Data to use:
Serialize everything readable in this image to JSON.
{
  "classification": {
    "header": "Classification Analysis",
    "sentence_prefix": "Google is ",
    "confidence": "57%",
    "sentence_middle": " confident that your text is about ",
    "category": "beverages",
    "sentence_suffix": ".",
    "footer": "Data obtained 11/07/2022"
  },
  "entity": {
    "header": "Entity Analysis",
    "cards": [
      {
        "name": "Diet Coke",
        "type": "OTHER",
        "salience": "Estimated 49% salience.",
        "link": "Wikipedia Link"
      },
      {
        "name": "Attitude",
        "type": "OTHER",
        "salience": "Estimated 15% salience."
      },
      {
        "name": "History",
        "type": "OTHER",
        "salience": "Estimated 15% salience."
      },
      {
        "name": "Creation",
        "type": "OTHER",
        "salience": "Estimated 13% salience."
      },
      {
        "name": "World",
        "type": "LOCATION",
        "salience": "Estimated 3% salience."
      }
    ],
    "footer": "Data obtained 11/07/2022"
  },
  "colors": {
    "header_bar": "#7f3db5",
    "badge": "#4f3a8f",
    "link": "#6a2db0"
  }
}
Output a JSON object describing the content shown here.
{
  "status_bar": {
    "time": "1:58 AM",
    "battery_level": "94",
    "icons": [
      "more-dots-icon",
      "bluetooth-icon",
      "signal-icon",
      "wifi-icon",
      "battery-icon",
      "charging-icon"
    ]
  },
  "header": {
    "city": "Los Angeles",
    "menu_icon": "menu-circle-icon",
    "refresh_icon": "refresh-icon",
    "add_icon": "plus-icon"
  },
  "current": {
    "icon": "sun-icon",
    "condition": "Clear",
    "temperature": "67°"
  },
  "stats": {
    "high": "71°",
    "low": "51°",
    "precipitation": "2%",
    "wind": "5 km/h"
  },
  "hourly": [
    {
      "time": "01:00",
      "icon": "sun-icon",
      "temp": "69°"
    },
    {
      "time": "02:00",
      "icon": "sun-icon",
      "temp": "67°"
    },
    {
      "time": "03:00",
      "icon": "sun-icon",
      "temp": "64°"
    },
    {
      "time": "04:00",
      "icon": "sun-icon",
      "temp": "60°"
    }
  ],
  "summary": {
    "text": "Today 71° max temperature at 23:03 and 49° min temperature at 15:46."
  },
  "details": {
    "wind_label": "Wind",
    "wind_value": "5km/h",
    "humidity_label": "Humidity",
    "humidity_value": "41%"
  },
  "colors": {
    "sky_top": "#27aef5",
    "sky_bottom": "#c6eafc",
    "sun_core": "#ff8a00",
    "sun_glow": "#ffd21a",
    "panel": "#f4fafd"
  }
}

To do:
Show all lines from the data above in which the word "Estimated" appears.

The completed task:
        "salience": "Estimated 49% salience.",
        "salience": "Estimated 15% salience."
        "salience": "Estimated 15% salience."
        "salience": "Estimated 13% salience."
        "salience": "Estimated 3% salience."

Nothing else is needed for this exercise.